**Provided material:**
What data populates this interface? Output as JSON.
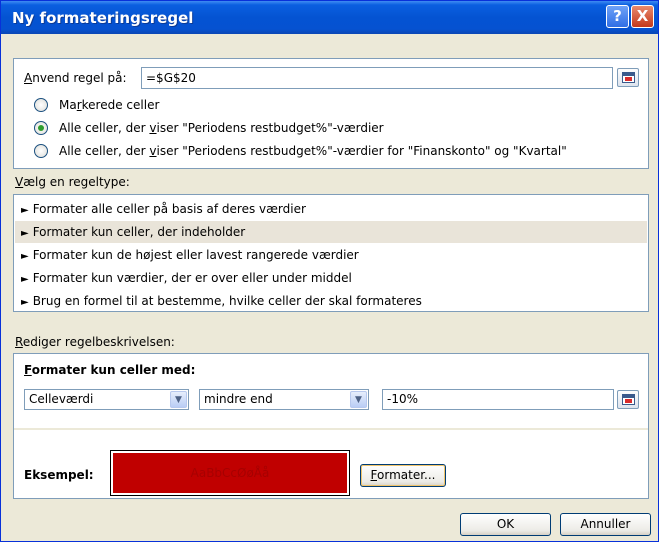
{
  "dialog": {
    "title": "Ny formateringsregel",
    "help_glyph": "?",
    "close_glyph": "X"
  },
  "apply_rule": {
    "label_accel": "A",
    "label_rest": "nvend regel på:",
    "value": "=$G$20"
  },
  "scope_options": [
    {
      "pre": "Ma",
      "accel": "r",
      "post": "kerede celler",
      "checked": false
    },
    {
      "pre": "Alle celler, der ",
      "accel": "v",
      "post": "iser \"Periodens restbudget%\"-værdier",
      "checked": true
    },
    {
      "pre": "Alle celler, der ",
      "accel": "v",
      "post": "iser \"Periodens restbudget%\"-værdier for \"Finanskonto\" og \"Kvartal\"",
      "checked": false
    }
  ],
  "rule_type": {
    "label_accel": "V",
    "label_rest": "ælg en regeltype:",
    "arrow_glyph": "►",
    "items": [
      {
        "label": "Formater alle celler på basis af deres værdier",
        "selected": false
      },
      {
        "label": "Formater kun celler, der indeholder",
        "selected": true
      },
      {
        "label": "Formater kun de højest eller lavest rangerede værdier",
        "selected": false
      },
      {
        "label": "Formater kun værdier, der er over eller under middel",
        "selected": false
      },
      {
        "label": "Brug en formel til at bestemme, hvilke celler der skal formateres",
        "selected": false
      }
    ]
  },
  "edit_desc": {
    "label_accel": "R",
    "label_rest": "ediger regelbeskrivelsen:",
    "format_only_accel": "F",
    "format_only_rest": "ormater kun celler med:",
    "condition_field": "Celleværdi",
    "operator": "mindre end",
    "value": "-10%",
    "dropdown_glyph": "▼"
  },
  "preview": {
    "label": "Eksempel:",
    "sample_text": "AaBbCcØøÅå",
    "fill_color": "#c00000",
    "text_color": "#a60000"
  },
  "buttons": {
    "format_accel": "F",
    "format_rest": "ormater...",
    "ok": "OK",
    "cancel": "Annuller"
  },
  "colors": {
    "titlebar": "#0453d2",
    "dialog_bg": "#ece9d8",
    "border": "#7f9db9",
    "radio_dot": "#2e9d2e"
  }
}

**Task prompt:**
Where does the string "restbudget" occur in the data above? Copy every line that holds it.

**Response box:**
      "post": "iser \"Periodens restbudget%\"-værdier",
      "post": "iser \"Periodens restbudget%\"-værdier for \"Finanskonto\" og \"Kvartal\"",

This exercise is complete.